» **WHAT THE TASK ASKS**
Look through the material below and give the number of lines where the string "Disco" occurs, with nothing added.

» **DATASET RECORDS**
════

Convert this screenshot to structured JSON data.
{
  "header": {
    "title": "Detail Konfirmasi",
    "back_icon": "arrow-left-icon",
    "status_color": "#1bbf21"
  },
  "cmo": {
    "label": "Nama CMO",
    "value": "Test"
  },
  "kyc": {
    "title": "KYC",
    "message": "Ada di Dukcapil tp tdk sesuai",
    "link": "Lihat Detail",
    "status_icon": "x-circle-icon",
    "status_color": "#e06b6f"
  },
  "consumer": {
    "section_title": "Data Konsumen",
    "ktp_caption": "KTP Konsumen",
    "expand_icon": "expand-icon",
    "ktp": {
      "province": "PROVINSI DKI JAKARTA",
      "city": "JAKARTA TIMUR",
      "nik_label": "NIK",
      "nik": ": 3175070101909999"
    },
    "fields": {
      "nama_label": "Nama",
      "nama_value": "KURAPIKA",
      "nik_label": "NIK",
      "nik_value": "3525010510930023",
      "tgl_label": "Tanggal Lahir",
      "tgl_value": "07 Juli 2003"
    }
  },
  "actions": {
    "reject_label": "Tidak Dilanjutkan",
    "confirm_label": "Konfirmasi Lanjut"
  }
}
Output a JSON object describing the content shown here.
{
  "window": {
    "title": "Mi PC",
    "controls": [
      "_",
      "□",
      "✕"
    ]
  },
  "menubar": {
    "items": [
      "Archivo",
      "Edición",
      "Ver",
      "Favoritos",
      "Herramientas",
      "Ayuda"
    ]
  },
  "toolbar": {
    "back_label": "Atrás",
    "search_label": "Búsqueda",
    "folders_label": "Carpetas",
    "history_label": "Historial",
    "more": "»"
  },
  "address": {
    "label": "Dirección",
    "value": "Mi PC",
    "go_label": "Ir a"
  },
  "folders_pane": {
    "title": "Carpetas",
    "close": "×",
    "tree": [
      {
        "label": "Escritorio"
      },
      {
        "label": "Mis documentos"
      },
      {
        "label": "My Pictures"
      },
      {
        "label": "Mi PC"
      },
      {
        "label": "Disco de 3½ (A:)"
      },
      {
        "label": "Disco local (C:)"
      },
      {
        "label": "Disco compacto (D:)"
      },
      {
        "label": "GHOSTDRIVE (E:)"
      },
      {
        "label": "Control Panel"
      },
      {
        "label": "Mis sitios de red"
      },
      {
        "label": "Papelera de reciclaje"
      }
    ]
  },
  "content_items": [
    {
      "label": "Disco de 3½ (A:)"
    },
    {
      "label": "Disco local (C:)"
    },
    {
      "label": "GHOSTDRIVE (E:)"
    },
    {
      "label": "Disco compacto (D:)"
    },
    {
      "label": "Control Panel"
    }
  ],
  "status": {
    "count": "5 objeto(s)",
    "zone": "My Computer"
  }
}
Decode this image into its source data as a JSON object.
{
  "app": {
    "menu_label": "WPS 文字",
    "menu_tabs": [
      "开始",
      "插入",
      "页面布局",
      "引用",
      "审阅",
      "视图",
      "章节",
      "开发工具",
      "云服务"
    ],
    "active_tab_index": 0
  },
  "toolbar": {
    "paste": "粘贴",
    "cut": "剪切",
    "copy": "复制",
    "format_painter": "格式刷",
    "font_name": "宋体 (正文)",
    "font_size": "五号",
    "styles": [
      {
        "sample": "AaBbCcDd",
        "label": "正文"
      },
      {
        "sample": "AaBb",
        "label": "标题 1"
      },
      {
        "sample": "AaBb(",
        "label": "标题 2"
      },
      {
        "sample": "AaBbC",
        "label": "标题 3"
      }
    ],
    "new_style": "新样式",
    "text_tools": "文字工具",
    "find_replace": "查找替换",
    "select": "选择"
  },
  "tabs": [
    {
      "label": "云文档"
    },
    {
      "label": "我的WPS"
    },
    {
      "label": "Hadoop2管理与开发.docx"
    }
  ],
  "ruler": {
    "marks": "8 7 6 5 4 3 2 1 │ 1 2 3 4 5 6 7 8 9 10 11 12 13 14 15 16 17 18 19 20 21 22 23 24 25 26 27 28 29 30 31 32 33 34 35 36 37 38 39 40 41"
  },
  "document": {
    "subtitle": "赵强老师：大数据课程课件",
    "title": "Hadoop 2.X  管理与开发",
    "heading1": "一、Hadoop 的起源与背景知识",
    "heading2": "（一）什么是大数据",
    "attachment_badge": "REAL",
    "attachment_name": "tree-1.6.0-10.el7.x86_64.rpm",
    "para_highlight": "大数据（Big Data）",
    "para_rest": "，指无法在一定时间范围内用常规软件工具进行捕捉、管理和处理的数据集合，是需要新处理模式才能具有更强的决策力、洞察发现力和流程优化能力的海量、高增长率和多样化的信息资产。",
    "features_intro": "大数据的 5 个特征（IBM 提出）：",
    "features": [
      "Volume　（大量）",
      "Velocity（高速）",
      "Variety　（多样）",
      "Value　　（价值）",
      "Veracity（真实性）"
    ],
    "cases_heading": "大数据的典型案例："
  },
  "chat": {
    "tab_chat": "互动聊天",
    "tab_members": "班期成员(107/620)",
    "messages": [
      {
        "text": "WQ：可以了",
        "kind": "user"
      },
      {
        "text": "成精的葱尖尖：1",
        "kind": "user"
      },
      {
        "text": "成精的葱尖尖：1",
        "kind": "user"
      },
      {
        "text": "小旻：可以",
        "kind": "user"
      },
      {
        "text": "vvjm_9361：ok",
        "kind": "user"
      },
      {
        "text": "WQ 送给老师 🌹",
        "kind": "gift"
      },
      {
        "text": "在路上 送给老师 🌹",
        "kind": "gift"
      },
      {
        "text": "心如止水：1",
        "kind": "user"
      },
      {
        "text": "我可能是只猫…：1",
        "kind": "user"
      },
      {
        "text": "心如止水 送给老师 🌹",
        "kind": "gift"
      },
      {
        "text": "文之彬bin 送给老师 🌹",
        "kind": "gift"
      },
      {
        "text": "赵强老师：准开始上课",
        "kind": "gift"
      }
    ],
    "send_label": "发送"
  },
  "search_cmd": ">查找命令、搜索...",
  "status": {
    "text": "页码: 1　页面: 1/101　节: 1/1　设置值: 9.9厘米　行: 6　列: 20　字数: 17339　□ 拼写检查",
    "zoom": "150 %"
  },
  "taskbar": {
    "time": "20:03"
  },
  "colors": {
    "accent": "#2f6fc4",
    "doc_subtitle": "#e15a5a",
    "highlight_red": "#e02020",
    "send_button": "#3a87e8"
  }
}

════

» **EXPECTED OUTPUT**
6